### EXERCISE BRIEF
Which lines in the records below contain the word "Medium"? Report each of them.

(Page and application data records)
* * * * * * *
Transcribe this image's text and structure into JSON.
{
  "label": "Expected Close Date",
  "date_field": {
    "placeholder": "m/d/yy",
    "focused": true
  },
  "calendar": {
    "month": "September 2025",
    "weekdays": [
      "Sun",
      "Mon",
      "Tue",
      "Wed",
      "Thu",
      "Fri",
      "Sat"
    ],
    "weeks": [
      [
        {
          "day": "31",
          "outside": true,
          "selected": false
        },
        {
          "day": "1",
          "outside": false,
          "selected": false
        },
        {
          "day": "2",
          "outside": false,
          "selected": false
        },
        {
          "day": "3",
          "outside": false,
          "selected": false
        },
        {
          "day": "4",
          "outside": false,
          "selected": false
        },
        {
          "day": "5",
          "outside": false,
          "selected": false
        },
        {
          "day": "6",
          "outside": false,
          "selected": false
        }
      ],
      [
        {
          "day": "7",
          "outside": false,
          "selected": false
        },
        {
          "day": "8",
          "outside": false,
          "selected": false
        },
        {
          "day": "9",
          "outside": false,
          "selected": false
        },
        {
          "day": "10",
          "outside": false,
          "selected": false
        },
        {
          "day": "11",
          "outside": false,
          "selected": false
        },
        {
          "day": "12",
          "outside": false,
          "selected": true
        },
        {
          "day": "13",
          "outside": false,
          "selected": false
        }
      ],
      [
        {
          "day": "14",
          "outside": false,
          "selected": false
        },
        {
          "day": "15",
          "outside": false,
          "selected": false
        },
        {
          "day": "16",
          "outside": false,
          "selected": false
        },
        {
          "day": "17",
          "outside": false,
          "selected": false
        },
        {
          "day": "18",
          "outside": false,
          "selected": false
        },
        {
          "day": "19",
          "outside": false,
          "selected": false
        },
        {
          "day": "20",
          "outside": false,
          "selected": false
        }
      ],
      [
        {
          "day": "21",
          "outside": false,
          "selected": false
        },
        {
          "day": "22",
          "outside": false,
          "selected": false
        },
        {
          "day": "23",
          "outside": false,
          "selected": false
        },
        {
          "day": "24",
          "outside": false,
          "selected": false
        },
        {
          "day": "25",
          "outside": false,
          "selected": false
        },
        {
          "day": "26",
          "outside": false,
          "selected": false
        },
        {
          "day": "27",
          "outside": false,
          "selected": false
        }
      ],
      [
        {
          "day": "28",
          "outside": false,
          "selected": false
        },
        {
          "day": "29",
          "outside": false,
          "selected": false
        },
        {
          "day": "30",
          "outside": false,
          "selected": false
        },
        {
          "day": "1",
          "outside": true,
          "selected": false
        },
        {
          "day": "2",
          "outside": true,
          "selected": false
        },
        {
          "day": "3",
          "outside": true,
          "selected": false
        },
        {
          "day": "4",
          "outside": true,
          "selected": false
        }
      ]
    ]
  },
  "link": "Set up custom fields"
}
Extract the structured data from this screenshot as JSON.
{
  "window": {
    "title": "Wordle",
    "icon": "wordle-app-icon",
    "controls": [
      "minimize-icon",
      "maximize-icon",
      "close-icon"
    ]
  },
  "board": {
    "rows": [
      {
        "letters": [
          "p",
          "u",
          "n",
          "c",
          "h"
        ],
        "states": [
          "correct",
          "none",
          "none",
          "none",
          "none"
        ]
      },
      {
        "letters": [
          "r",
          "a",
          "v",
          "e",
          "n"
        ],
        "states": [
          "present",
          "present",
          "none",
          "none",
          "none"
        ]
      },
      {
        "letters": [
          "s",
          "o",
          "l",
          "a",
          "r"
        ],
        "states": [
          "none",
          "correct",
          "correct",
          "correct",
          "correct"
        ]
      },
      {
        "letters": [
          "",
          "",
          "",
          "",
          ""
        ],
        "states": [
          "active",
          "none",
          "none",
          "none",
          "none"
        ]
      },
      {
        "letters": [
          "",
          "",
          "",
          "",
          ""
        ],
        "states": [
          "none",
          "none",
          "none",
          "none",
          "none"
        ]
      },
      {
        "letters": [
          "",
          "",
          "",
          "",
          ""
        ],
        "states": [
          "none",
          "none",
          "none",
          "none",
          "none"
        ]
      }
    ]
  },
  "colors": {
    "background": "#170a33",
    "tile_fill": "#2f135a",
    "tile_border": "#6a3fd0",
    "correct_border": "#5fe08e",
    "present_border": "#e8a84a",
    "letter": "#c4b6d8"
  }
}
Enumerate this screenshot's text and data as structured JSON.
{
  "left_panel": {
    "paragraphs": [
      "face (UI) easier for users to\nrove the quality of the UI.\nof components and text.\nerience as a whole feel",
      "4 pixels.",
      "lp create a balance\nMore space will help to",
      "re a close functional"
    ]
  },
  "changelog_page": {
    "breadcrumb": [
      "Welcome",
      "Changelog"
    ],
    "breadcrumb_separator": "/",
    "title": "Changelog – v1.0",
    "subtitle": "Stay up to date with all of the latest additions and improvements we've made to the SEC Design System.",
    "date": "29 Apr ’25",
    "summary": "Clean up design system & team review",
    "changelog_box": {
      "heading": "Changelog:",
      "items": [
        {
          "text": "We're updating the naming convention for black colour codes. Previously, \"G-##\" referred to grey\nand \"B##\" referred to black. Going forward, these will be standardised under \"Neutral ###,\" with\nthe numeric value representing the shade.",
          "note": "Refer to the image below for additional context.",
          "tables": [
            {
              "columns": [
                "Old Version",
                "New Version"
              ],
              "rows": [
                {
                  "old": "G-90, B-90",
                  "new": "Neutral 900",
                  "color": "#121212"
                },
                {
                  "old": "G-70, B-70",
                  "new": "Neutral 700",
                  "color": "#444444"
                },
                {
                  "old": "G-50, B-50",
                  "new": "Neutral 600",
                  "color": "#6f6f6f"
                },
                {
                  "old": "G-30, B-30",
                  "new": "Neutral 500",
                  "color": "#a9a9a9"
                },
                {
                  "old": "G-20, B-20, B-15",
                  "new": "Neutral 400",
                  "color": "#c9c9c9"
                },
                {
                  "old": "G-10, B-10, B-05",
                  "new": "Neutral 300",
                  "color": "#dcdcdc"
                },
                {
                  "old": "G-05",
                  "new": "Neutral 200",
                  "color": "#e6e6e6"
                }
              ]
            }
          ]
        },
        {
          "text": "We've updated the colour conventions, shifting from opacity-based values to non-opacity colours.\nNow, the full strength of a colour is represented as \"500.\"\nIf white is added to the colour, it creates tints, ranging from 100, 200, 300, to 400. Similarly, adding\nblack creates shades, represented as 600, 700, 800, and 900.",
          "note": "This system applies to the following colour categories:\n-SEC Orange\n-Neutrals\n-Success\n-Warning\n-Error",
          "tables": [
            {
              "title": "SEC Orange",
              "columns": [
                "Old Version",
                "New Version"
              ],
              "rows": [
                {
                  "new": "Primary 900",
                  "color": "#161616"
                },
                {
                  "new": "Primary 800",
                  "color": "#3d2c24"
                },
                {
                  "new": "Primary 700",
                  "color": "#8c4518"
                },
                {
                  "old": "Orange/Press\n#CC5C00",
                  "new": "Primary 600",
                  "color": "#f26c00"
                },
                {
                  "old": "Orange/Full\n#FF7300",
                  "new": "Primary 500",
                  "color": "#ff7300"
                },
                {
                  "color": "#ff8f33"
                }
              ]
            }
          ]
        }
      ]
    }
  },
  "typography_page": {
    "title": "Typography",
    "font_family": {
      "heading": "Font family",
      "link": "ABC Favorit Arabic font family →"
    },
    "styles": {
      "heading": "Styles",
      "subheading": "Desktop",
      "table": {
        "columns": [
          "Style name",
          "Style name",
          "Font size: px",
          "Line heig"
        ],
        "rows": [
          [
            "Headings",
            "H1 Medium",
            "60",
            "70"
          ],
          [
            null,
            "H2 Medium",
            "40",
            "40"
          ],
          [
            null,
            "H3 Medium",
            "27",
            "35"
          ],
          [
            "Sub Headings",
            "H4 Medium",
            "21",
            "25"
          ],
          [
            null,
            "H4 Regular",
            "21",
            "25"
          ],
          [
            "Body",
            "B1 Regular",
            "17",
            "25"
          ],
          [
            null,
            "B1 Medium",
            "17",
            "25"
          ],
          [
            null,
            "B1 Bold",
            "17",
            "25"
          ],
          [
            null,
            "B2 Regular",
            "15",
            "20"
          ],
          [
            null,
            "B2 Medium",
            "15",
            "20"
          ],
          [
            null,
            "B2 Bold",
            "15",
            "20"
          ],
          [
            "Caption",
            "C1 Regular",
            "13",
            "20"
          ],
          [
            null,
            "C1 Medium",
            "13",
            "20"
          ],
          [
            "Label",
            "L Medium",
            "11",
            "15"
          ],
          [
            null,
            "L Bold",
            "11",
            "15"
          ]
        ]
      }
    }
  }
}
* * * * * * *
### RESPONSE TO THIS TASK
            "H1 Medium",
            "H2 Medium",
            "H3 Medium",
            "H4 Medium",
            "B1 Medium",
            "B2 Medium",
            "C1 Medium",
            "L Medium",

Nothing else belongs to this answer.